▶ **WHAT YOU ARE ASKED TO DO**
The lines to be copied are those below that contain "arms".

(Collected data entries)
★ ★ ★ ★ ★

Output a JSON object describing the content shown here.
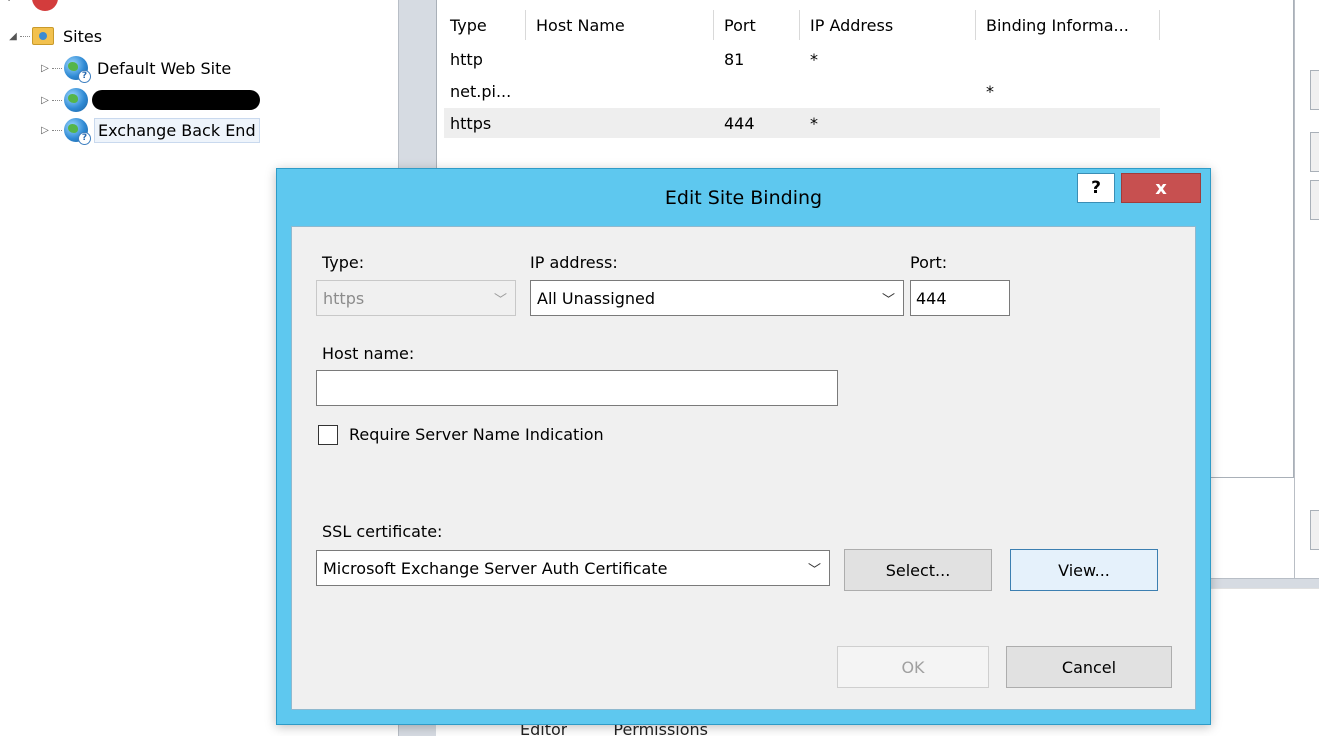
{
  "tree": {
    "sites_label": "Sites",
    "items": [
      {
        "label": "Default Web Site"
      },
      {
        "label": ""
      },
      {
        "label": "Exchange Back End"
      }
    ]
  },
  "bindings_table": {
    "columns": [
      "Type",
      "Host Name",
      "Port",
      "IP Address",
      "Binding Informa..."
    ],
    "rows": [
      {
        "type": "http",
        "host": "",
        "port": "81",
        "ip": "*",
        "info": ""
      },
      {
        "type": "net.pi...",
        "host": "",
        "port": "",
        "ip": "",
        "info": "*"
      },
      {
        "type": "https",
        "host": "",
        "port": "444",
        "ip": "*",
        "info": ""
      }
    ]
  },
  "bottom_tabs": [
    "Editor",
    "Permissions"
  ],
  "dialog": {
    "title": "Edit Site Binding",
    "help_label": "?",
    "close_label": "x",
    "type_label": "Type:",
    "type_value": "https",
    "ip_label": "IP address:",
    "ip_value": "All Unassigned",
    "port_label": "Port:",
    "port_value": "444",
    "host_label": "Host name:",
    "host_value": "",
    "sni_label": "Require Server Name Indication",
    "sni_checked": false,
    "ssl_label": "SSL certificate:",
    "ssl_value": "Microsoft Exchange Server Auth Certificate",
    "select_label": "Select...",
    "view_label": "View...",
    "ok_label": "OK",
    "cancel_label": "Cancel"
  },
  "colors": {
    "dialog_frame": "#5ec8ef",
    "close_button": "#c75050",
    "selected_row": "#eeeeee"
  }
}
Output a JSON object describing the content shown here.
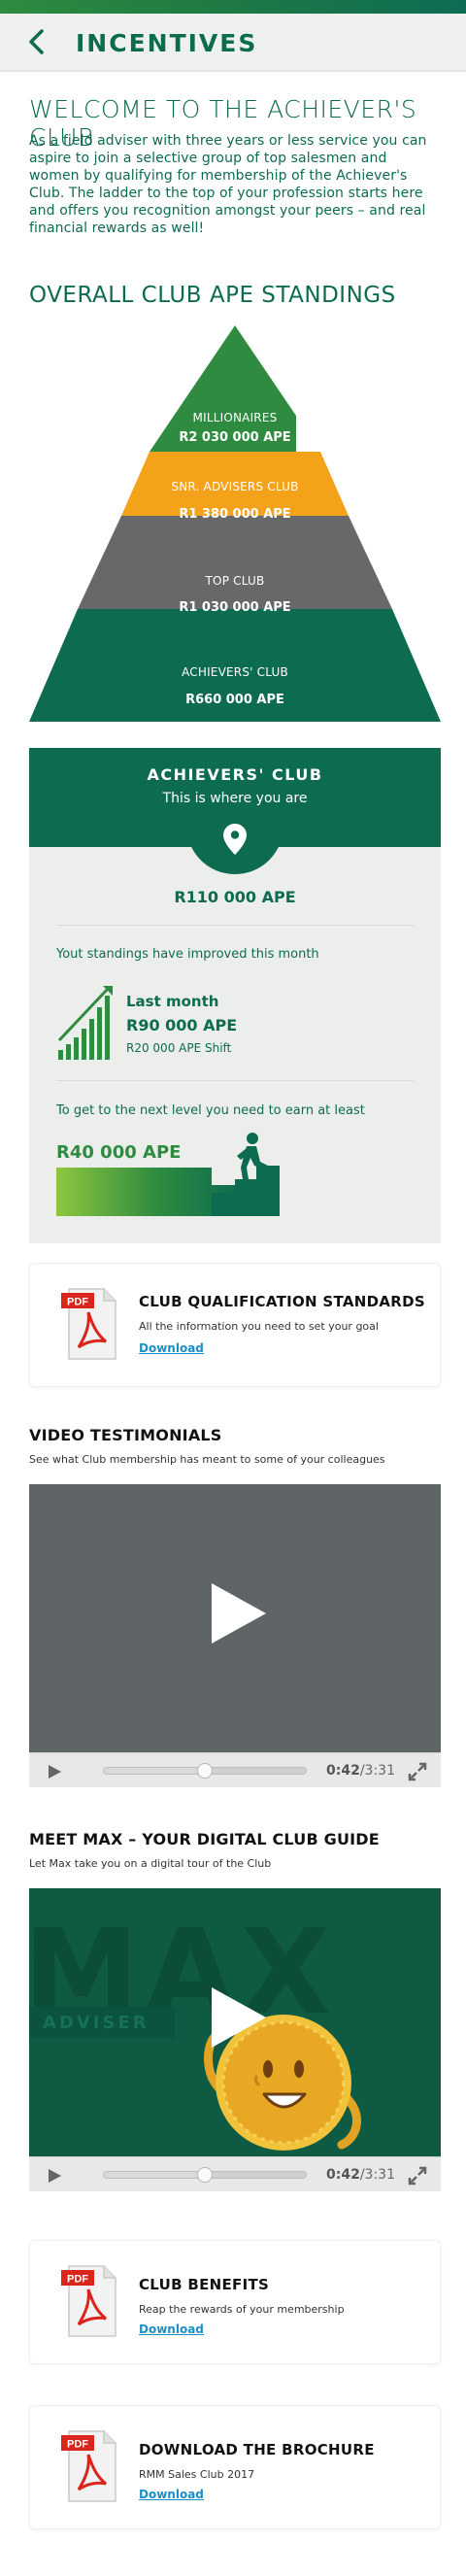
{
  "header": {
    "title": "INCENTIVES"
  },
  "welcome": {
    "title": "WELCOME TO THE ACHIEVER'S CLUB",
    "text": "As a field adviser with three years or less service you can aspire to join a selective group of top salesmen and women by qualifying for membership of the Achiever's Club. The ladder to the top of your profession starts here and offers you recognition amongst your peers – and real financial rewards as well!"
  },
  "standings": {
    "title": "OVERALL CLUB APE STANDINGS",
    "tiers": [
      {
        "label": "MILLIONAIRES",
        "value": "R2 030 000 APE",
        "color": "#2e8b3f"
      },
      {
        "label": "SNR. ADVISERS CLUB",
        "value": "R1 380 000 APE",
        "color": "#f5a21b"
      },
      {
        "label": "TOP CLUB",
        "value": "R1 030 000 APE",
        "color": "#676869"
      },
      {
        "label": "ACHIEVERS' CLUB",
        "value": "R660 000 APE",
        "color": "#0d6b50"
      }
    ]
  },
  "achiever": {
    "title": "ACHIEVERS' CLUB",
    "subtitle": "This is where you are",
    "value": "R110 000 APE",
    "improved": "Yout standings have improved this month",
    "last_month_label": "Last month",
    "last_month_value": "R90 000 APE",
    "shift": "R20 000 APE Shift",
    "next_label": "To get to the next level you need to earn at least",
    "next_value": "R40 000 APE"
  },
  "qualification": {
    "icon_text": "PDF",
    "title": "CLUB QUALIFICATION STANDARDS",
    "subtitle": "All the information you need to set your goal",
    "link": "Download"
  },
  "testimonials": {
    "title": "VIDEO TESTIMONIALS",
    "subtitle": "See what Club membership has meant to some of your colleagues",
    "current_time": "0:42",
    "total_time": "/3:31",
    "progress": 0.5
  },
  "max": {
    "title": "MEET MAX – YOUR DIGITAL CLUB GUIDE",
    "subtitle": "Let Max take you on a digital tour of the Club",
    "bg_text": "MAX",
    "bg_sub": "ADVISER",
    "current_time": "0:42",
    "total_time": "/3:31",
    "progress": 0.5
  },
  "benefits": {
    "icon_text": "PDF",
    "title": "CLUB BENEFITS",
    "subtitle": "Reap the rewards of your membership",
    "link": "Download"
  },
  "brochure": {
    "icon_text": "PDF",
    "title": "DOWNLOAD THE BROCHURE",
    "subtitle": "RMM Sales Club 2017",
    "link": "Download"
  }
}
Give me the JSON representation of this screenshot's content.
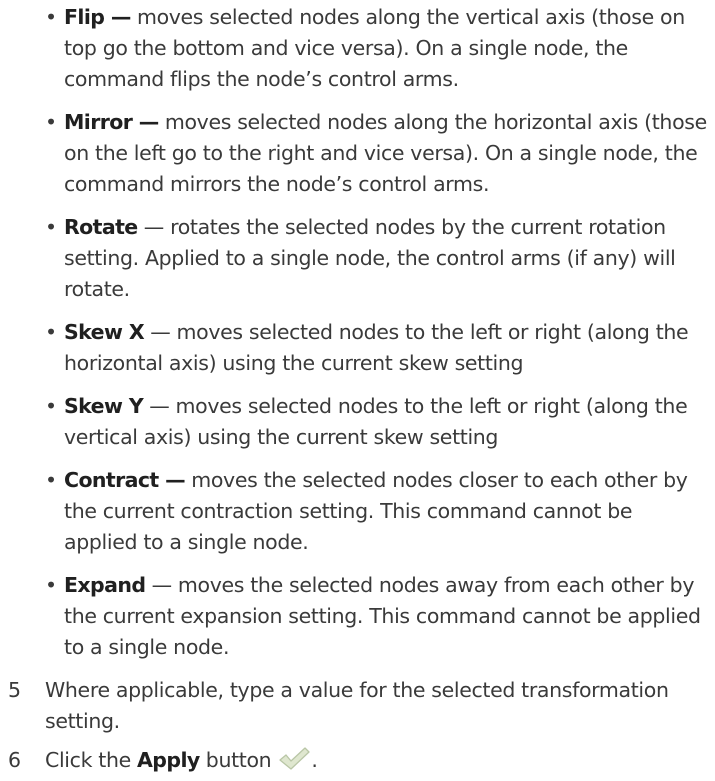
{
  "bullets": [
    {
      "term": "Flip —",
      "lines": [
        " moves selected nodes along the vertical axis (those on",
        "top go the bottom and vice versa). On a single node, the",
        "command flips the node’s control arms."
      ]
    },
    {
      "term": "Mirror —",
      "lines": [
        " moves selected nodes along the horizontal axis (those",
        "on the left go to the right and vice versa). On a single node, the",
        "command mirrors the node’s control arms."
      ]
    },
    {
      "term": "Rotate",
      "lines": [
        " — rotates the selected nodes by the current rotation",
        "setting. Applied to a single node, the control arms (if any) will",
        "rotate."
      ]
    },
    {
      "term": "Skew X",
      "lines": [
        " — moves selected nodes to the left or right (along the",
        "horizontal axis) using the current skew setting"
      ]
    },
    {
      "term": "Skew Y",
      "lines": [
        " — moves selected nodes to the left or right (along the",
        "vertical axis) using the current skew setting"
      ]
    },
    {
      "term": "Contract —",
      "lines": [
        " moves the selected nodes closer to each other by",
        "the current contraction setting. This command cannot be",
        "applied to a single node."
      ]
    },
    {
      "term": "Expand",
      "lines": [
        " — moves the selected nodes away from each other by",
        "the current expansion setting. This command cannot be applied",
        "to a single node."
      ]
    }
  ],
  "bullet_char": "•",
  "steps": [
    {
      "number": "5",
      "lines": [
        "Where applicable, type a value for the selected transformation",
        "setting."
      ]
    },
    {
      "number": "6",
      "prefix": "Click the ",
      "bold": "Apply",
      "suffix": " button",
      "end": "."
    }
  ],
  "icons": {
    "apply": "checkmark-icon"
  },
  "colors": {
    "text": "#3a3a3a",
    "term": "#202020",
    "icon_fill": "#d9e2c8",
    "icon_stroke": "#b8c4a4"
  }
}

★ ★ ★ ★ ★

▶ **SOLUTION TO THIS PROBLEM**
        "command flips the node’s control arms."
        "command mirrors the node’s control arms."
        "setting. Applied to a single node, the control arms (if any) will",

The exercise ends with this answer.